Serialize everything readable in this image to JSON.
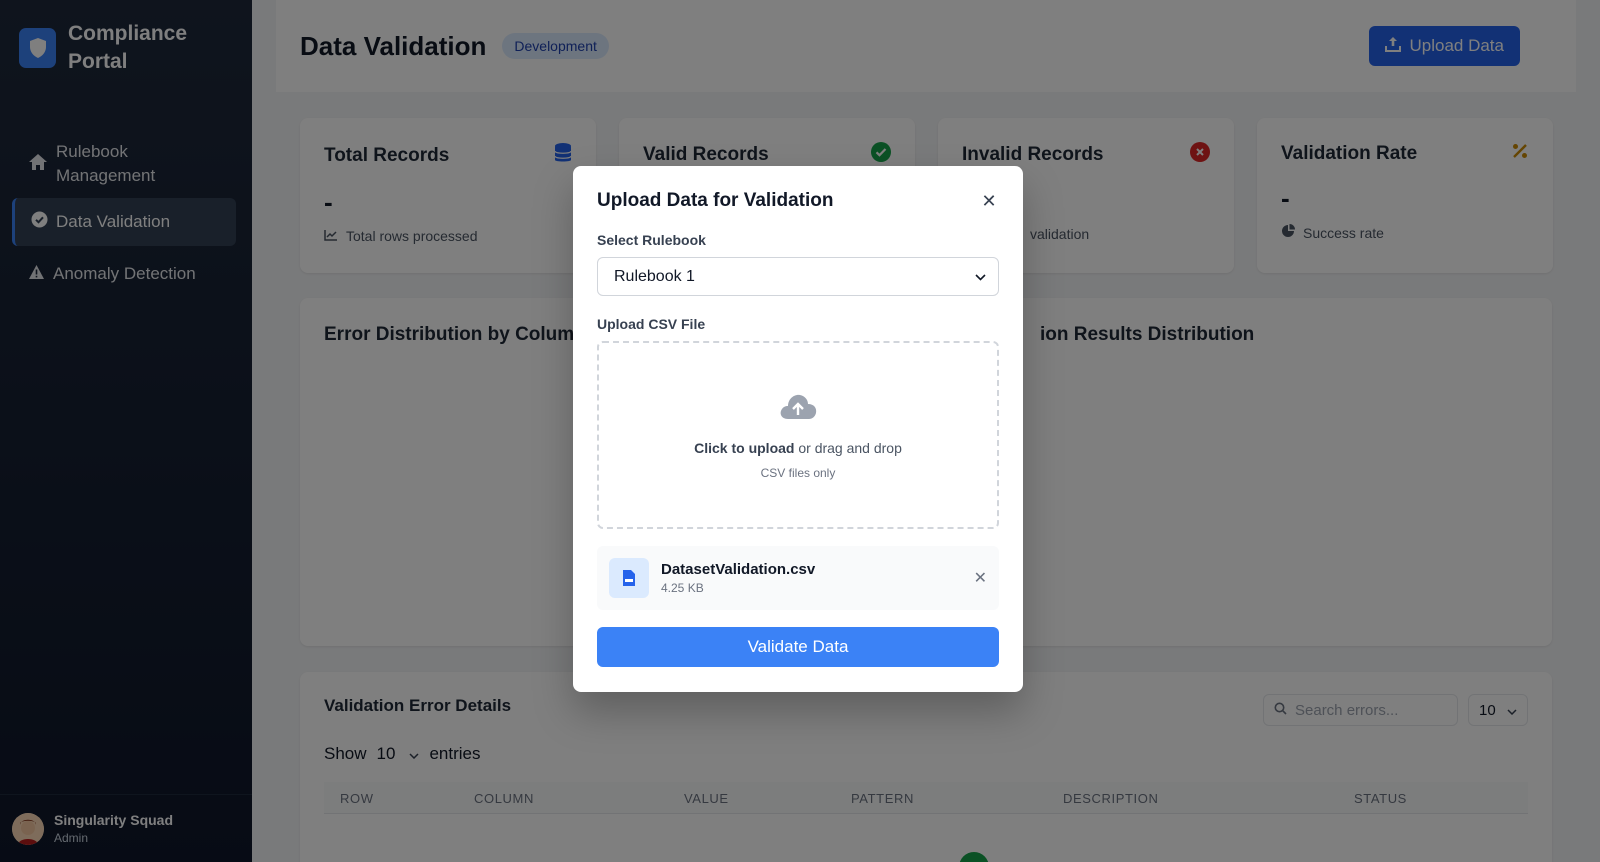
{
  "sidebar": {
    "brand": "Compliance Portal",
    "items": [
      {
        "label": "Rulebook Management",
        "icon": "home-icon"
      },
      {
        "label": "Data Validation",
        "icon": "check-circle-icon"
      },
      {
        "label": "Anomaly Detection",
        "icon": "warning-icon"
      }
    ],
    "user": {
      "name": "Singularity Squad",
      "role": "Admin"
    }
  },
  "header": {
    "title": "Data Validation",
    "badge": "Development",
    "upload_label": "Upload Data"
  },
  "stats": [
    {
      "title": "Total Records",
      "value": "-",
      "sub": "Total rows processed",
      "icon": "database-icon",
      "color": "#2563eb"
    },
    {
      "title": "Valid Records",
      "value": "-",
      "sub": "",
      "icon": "check-circle-icon",
      "color": "#16a34a"
    },
    {
      "title": "Invalid Records",
      "value": "-",
      "sub": "validation",
      "icon": "x-circle-icon",
      "color": "#dc2626"
    },
    {
      "title": "Validation Rate",
      "value": "-",
      "sub": "Success rate",
      "icon": "percent-icon",
      "color": "#ca8a04"
    }
  ],
  "charts": {
    "left_title": "Error Distribution by Column",
    "right_title": "ion Results Distribution"
  },
  "table": {
    "title": "Validation Error Details",
    "search_placeholder": "Search errors...",
    "page_size": "10",
    "show_label": "Show",
    "show_value": "10",
    "entries_label": "entries",
    "columns": [
      "ROW",
      "COLUMN",
      "VALUE",
      "PATTERN",
      "DESCRIPTION",
      "STATUS"
    ]
  },
  "modal": {
    "title": "Upload Data for Validation",
    "rulebook_label": "Select Rulebook",
    "rulebook_value": "Rulebook 1",
    "file_label": "Upload CSV File",
    "dz_bold": "Click to upload",
    "dz_rest": " or drag and drop",
    "dz_sub": "CSV files only",
    "file_name": "DatasetValidation.csv",
    "file_size": "4.25 KB",
    "validate_label": "Validate Data"
  }
}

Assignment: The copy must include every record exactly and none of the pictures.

Written solution:
Serialize everything readable in this image to JSON.
{
  "sidebar": {
    "brand": "Compliance Portal",
    "items": [
      {
        "label": "Rulebook Management",
        "icon": "home-icon"
      },
      {
        "label": "Data Validation",
        "icon": "check-circle-icon"
      },
      {
        "label": "Anomaly Detection",
        "icon": "warning-icon"
      }
    ],
    "user": {
      "name": "Singularity Squad",
      "role": "Admin"
    }
  },
  "header": {
    "title": "Data Validation",
    "badge": "Development",
    "upload_label": "Upload Data"
  },
  "stats": [
    {
      "title": "Total Records",
      "value": "-",
      "sub": "Total rows processed",
      "icon": "database-icon",
      "color": "#2563eb"
    },
    {
      "title": "Valid Records",
      "value": "-",
      "sub": "",
      "icon": "check-circle-icon",
      "color": "#16a34a"
    },
    {
      "title": "Invalid Records",
      "value": "-",
      "sub": "validation",
      "icon": "x-circle-icon",
      "color": "#dc2626"
    },
    {
      "title": "Validation Rate",
      "value": "-",
      "sub": "Success rate",
      "icon": "percent-icon",
      "color": "#ca8a04"
    }
  ],
  "charts": {
    "left_title": "Error Distribution by Column",
    "right_title": "ion Results Distribution"
  },
  "table": {
    "title": "Validation Error Details",
    "search_placeholder": "Search errors...",
    "page_size": "10",
    "show_label": "Show",
    "show_value": "10",
    "entries_label": "entries",
    "columns": [
      "ROW",
      "COLUMN",
      "VALUE",
      "PATTERN",
      "DESCRIPTION",
      "STATUS"
    ]
  },
  "modal": {
    "title": "Upload Data for Validation",
    "rulebook_label": "Select Rulebook",
    "rulebook_value": "Rulebook 1",
    "file_label": "Upload CSV File",
    "dz_bold": "Click to upload",
    "dz_rest": " or drag and drop",
    "dz_sub": "CSV files only",
    "file_name": "DatasetValidation.csv",
    "file_size": "4.25 KB",
    "validate_label": "Validate Data"
  }
}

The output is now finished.